Lenders have been flooded by foreclosures over the past five years. Foreclosure is usually the worst result for everybody concerned — the homeowner, the lender, the community.
So lenders are trying to achieve short sales and auction sales of distressed properties.
When you buy a foreclosure at an auction, you are usually expected to pay the full price in cash and you usually do not have a chance to fully inspect the property you are buying.
Amy Hoak reports: When a home buyer looking for a place to live considers a foreclosure, they’re usually looking at those listed as “REO” or “bank-owned,” meaning that the lender has taken back the property and is now putting it up for sale. But REO sales have been shrinking.
There are a couple of reasons.
First, more properties are selling at auction, typically the first opportunity the lender has to sell the property and where buyers are mostly investors. Buying a foreclosure at auction often requires full payment in cash, and the buyer often doesn’t get the chance to fully inspect the property before buying it–both turnoffs for a home buyer looking for a place to live.

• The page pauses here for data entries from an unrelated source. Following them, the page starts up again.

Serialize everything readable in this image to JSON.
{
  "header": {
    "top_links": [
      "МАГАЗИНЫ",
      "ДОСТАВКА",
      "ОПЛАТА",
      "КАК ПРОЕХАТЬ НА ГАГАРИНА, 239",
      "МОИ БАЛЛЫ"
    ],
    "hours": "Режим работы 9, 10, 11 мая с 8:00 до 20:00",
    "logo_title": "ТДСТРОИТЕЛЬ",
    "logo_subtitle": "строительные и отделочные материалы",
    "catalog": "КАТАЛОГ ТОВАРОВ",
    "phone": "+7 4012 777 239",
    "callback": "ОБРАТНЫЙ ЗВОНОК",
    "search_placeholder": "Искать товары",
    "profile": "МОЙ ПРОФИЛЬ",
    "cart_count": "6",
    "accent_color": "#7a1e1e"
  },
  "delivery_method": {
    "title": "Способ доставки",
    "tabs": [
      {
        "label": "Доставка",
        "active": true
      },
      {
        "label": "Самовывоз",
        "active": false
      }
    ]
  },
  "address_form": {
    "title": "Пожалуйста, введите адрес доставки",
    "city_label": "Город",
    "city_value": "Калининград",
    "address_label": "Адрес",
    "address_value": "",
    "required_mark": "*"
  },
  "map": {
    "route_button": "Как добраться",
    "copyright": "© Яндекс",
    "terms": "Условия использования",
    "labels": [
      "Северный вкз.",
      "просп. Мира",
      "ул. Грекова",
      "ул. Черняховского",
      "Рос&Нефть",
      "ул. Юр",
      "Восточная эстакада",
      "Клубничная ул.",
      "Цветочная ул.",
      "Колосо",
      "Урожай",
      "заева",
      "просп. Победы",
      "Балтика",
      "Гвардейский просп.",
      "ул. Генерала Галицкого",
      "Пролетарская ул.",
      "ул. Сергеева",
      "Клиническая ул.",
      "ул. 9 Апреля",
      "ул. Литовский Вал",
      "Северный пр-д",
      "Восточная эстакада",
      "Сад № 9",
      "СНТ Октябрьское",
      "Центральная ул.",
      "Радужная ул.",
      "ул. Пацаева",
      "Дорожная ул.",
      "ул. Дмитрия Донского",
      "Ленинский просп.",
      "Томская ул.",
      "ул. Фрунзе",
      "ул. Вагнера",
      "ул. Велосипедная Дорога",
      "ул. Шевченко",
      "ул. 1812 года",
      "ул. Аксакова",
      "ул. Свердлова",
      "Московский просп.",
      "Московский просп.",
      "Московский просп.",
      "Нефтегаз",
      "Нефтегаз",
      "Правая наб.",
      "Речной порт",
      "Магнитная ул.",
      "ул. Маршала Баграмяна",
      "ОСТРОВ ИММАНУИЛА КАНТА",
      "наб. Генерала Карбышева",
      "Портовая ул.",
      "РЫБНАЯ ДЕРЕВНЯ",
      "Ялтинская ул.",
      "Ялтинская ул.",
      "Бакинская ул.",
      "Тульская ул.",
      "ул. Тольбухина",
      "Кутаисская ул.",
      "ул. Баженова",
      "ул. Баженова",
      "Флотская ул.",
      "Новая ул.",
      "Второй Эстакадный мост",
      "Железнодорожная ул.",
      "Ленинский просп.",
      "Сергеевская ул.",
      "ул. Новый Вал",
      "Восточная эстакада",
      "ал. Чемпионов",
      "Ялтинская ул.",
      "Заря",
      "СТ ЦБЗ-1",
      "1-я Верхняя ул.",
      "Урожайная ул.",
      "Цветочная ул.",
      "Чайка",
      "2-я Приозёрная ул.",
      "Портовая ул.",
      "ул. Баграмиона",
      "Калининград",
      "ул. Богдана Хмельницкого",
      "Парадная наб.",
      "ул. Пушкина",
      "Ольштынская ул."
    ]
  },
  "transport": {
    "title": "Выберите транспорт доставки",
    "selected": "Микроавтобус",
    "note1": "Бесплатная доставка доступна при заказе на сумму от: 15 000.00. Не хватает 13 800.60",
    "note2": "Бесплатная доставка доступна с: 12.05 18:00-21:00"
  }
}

“Anecdotally, we’re hearing from investors that the lenders are more aggressively pricing the opening bid at the auction to attract more bidders,” said Daren Blomquist, vice president of RealtyTrac, an online foreclosure marketplace. In a more typical market, the lender sets the opening bid at what they’re owed on the property, he said.